Five Levers of Expense Management
The Five Levers strategy is a combination of sound purchasing practices, proven operational strategies, accepted audit practices and a proven method to reduce your costs today, next year and beyond.
The Five Levers approach is an operations management strategy that should replace the current short term tactics of focusing only on price and a few other financial elements.
The Five Levers are explained below using various expense categories as examples:
- Requirements: Key elements = needs, specifications, frequency. If your waste contract came up for renewal, determine your true needs, validate the size (specifications) of the container you really need and the frequency required. While this step takes more work and time….the savings generated from the change in specifications might outweigh any price reduction you achieved on price alone leaving original requirements in place.
- Solution: Key elements = selection, standardization and suppliers. If office supplies is under consideration, consider limiting choice (selection) to the low cost items, standardizing all office supplies under a core list of items that can be purchased without approval and then limiting the supplier base to the absolute minimum in order to maximize leverage. Again….savings here will likely exceed any short term price reductions that can be negotiated.
- Process: Key elements = acquisition, process and payment. If you are reviewing the credit bureau category, you should review the options (acquisition) of purchasing direct or through a reseller. Then, consider how many bureaus are you pulling (process) as a matter of course, and finally, how are you managing payment….invoices weekly, monthly paid by check or credit card. Again…..relatively minor changes could exceed the value of reduced pricing.

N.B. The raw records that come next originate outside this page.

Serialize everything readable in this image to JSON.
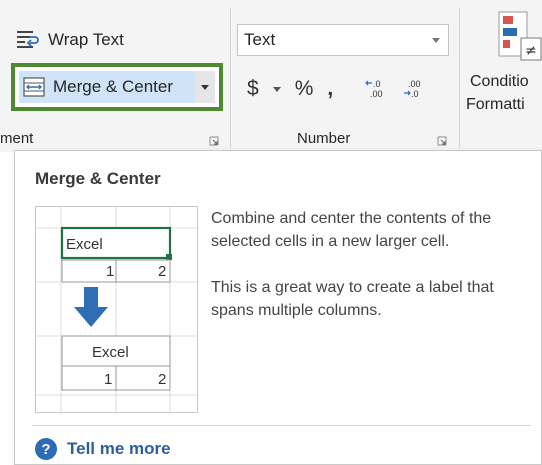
{
  "ribbon": {
    "wrap_text_label": "Wrap Text",
    "merge_center_label": "Merge & Center",
    "alignment_group_label": "ment",
    "number_format_value": "Text",
    "currency_symbol": "$",
    "percent_symbol": "%",
    "comma_symbol": ",",
    "number_group_label": "Number",
    "conditional_label_line1": "Conditio",
    "conditional_label_line2": "Formatti",
    "accent_color": "#4e8b30",
    "highlight_color": "#cfe4f7"
  },
  "tooltip": {
    "title": "Merge & Center",
    "description_1": "Combine and center the contents of the selected cells in a new larger cell.",
    "description_2": "This is a great way to create a label that spans multiple columns.",
    "tell_me_more": "Tell me more",
    "help_icon_char": "?",
    "illustration": {
      "before_label": "Excel",
      "before_cell_1": "1",
      "before_cell_2": "2",
      "after_label": "Excel",
      "after_cell_1": "1",
      "after_cell_2": "2"
    }
  }
}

- Financial: Key elements = price, delivery and fixed terms. Once all of the items above have been decided and agreed upon, it is time to work on the unit price of the supply, service or equipment. Delivery should be considered on the front end and when possible, at least in this venue, added into the product or service costs. Finally, early payment terms and rebates should be secured and together with price….protected for extended periods of time – 12-24-36 months. This act not only saves dollars, but saves staff time.

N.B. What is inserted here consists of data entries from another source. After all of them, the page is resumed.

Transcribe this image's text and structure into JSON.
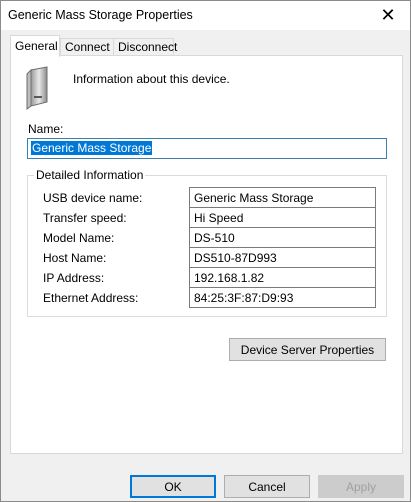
{
  "window": {
    "title": "Generic Mass Storage Properties",
    "close_glyph": "✕"
  },
  "tabs": [
    {
      "label": "General",
      "active": true
    },
    {
      "label": "Connect",
      "active": false
    },
    {
      "label": "Disconnect",
      "active": false
    }
  ],
  "general": {
    "info_text": "Information about this device.",
    "name_label": "Name:",
    "name_value": "Generic Mass Storage",
    "group_title": "Detailed Information",
    "fields": [
      {
        "label": "USB device name:",
        "value": "Generic Mass Storage"
      },
      {
        "label": "Transfer speed:",
        "value": "Hi Speed"
      },
      {
        "label": "Model Name:",
        "value": "DS-510"
      },
      {
        "label": "Host Name:",
        "value": "DS510-87D993"
      },
      {
        "label": "IP Address:",
        "value": "192.168.1.82"
      },
      {
        "label": "Ethernet Address:",
        "value": "84:25:3F:87:D9:93"
      }
    ],
    "device_server_button": "Device Server Properties"
  },
  "footer": {
    "ok": "OK",
    "cancel": "Cancel",
    "apply": "Apply"
  },
  "colors": {
    "selection": "#0078d7",
    "focus_border": "#0078d7"
  },
  "icons": {
    "device": "usb-drive-icon",
    "close": "close-icon"
  }
}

- Compliance: Key elements = internal, supplier and core. If you and your team have gone through all this hard work to build a solution that will pay dividends for years to come, it is only reasonable to expect your employees and management to fully utilize that solution and only that solution (internal compliance). Next, supplier compliance is really an audit of invoices against contracts and pricing agreements to ensure the supplier meets their obligations (supplier compliance). Finally…an internal review of employee use of core lists will indicate whether the solutions are being used at the item level.
Cost and Benefit
Clearly the Five Levers of Expense Management strategy is more time consuming and potentially more expensive than spending a few hours on price negotiations….at least on the surface. Most would agree however that if the Five Levers strategy were implemented across one, two, five, ten, twenty-five expense categories, that your costs will decrease. Those costs will decrease near term and will be sustained long term. Is there any long term redeeming value in your team shopping the price of post-it notes every two weeks? It happens all the time. Is there more value in taking the time to execute the five levers approach for office supplies once every year or two years?
Revenues are up…..and if you are not careful, costs will be increasing as well. Now is the time to pull your management team aside and implement some new thinking, some new processes that will transform your expense line and enhance your profitability. The choices are yours…do nothing, continue with the same approach to generate the same results…..or resolve to change your expense line with fresh thinking and new approaches to old problems.
If you are planning to undertake this effort to get your spend management function set up and running correctly, you do not have to go it alone. StrategicSource’s Profit Improvement program help you identify areas for improvement long-term.